Breaking Points: Looking for Weak Spots in your Writer Life 

By: Michael Esser

 

When you decided to become a writer you probably imagined a life of clicking away at the keys, signing books, being the subject of front-page articles, and seeing your stories in movie adaptations. What a surprise when you found out there was a downside to writing.

As with any job there are certain pulls on your daily routines that can either make a day successful or wasteful. When you’re a writer you have to produce to get paid and have to produce well to continue to get the job assignments.

This pressure on the outcome of what is an inspired process can bog down the creative flow and cause the onset of the infamous writer’s block. On the other hand, you could be bubbling over with ideas and be so busy being pulled in different directions that the opportunity to sit down and produce never manifests itself.

Busy schedules and family commitments are probably the two biggest time bandits. Not to say that taking that meeting with the new editor or going to Bobby’s football game are time wasters. They’re not. Instead, your focus needs to be on your scheduling. Everything that has to take place in your weekly routine should be scheduled with time set aside for you to write. If your job is writing, then you need to treat it seriously and give yourself extra time in the schedule for those “just in case” moments. Let everyone know about the blocks of time you’ve reserved for work and be sure to place an importance on that time and how it needs to be respected. 

You may have already run into the problem of being too much of a perfectionist by needing to get everything just right and getting overly frustrated when the words don’t come. The only part you do need to be perfect on is your deadlines. That means you’ve got to learn and use some good time management skills.

Although all the scheduling in the world might not be able to stop writer’s block, having enough time set aside to work through it will.
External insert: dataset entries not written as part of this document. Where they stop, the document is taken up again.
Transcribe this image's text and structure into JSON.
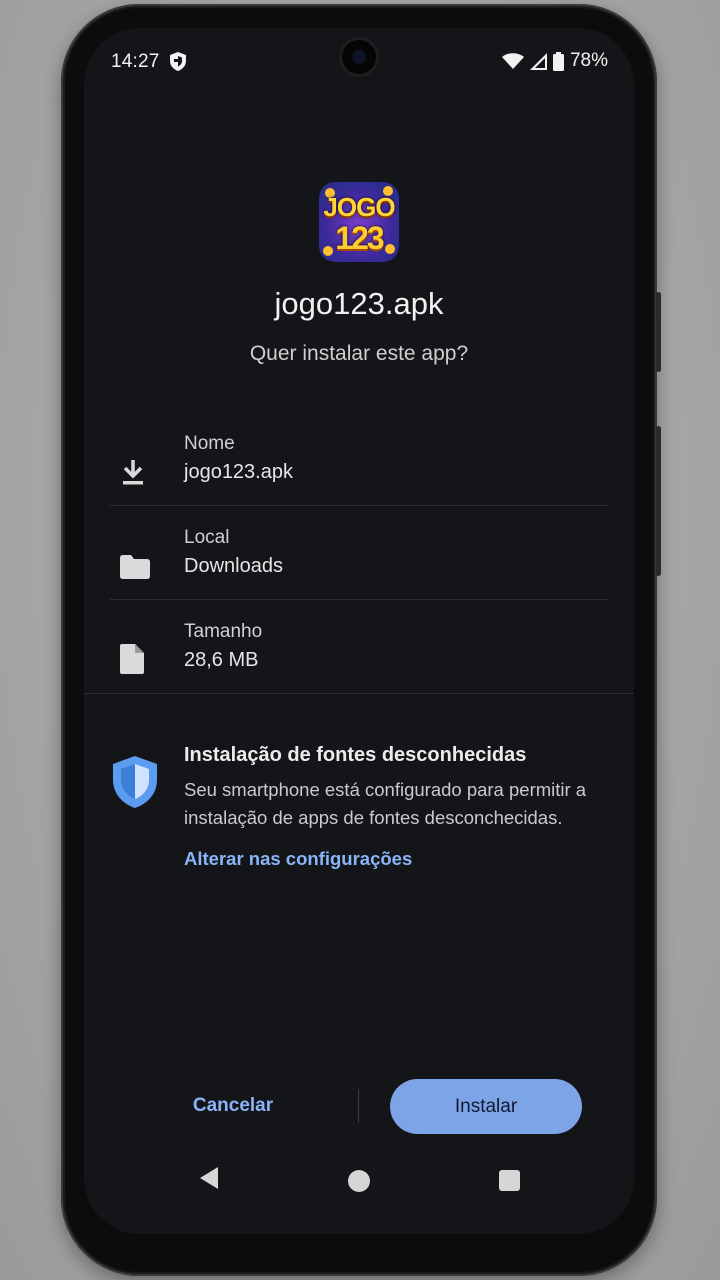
{
  "status_bar": {
    "time": "14:27",
    "battery": "78%",
    "icons": [
      "shield-icon",
      "wifi-icon",
      "signal-icon",
      "battery-icon"
    ]
  },
  "app": {
    "icon_line1": "JOGO",
    "icon_line2": "123",
    "file_name": "jogo123.apk",
    "question": "Quer instalar este app?"
  },
  "details": [
    {
      "label": "Nome",
      "value": "jogo123.apk",
      "icon": "download-icon"
    },
    {
      "label": "Local",
      "value": "Downloads",
      "icon": "folder-icon"
    },
    {
      "label": "Tamanho",
      "value": "28,6 MB",
      "icon": "file-icon"
    }
  ],
  "warning": {
    "title": "Instalação de fontes desconhecidas",
    "text": "Seu smartphone está configurado para permitir a instalação de apps de fontes desconchecidas.",
    "link": "Alterar nas configurações",
    "icon": "shield-icon"
  },
  "actions": {
    "cancel": "Cancelar",
    "install": "Instalar"
  },
  "colors": {
    "background": "#131518",
    "accent": "#8ab4f8",
    "install_button": "#7ea4e8"
  }
}
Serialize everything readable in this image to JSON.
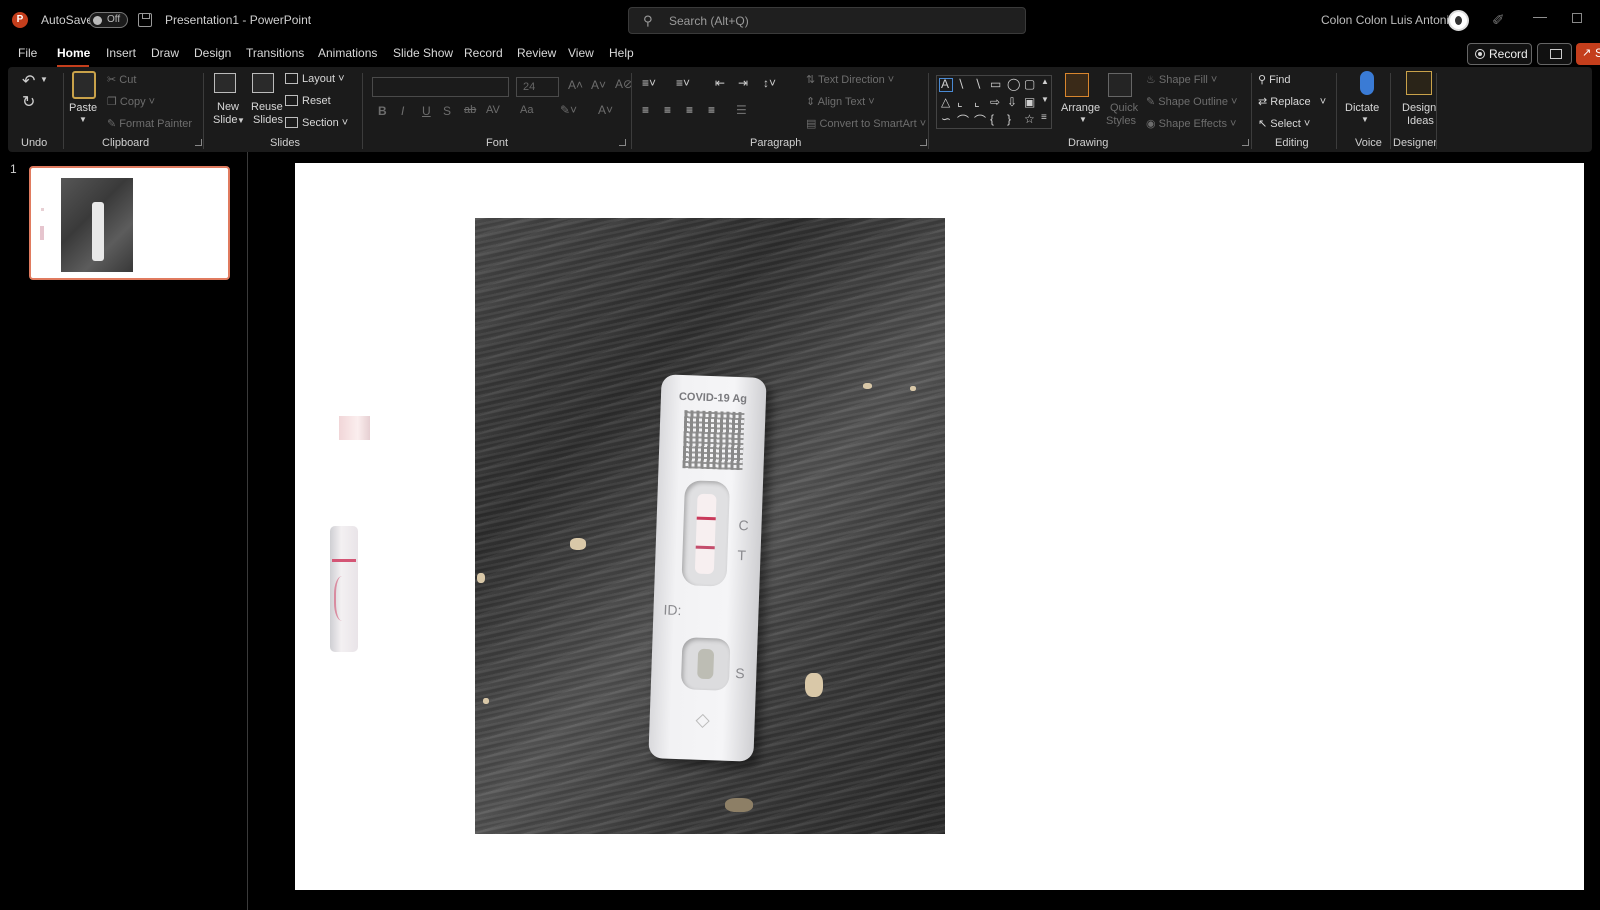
{
  "app": {
    "logo": "P",
    "autosave_label": "AutoSave",
    "autosave_state": "Off",
    "document_title": "Presentation1 - PowerPoint",
    "search_placeholder": "Search (Alt+Q)",
    "user_name": "Colon Colon Luis Antonio",
    "accent_color": "#c43e1c"
  },
  "menu": {
    "items": [
      "File",
      "Home",
      "Insert",
      "Draw",
      "Design",
      "Transitions",
      "Animations",
      "Slide Show",
      "Record",
      "Review",
      "View",
      "Help"
    ],
    "active": "Home",
    "record_label": "Record",
    "share_label": "S"
  },
  "ribbon": {
    "groups": {
      "undo": "Undo",
      "clipboard": "Clipboard",
      "slides": "Slides",
      "font": "Font",
      "paragraph": "Paragraph",
      "drawing": "Drawing",
      "editing": "Editing",
      "voice": "Voice",
      "designer": "Designer"
    },
    "clipboard": {
      "paste": "Paste",
      "cut": "Cut",
      "copy": "Copy",
      "format_painter": "Format Painter"
    },
    "slides": {
      "new_slide_1": "New",
      "new_slide_2": "Slide",
      "reuse_1": "Reuse",
      "reuse_2": "Slides",
      "layout": "Layout",
      "reset": "Reset",
      "section": "Section"
    },
    "font": {
      "size": "24",
      "bold": "B",
      "italic": "I",
      "underline": "U",
      "strike": "ab",
      "shadow": "S",
      "spacing": "AV",
      "case": "Aa",
      "grow": "A˄",
      "shrink": "A˅"
    },
    "paragraph": {
      "text_direction": "Text Direction",
      "align_text": "Align Text",
      "convert_smartart": "Convert to SmartArt"
    },
    "drawing": {
      "arrange": "Arrange",
      "quick_styles_1": "Quick",
      "quick_styles_2": "Styles",
      "shape_fill": "Shape Fill",
      "shape_outline": "Shape Outline",
      "shape_effects": "Shape Effects"
    },
    "editing": {
      "find": "Find",
      "replace": "Replace",
      "select": "Select"
    },
    "voice": {
      "dictate": "Dictate"
    },
    "designer": {
      "design_ideas_1": "Design",
      "design_ideas_2": "Ideas"
    }
  },
  "slides_pane": {
    "slide_number": "1"
  },
  "slide": {
    "test": {
      "title": "COVID-19 Ag",
      "label_c": "C",
      "label_t": "T",
      "label_id": "ID:",
      "label_s": "S"
    }
  }
}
If you find yourself blocked, take a few minutes and go for a walk seeing every detail as if you were to return to your computer and start a creative writing assignment. This will help get the juices flowing again. If you can’t go for a real walk in the physical world, then go on a virtual one online, visiting your favorite news or entertainment websites with the same mindset of detailing your journey.
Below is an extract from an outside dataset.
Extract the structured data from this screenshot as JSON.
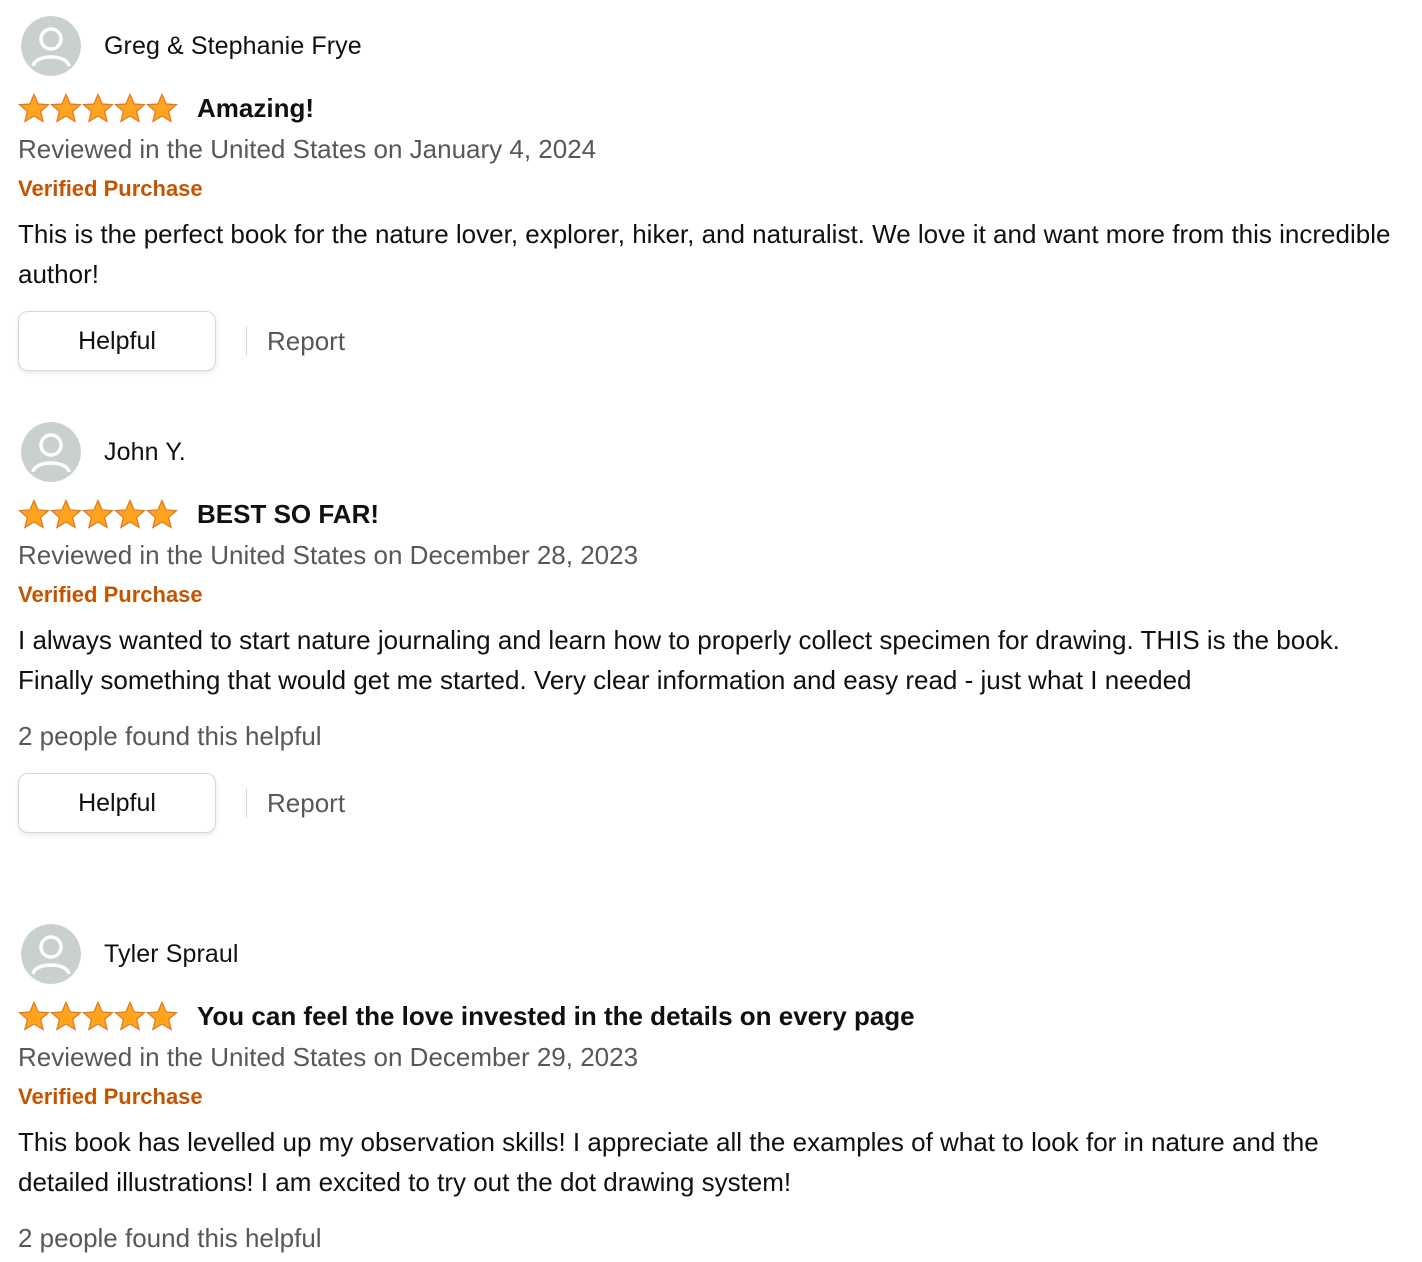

Regardless of what’s in front of you, remember that being a writer is what you wanted. Now write! 

 

Information provided by the Author Learning Center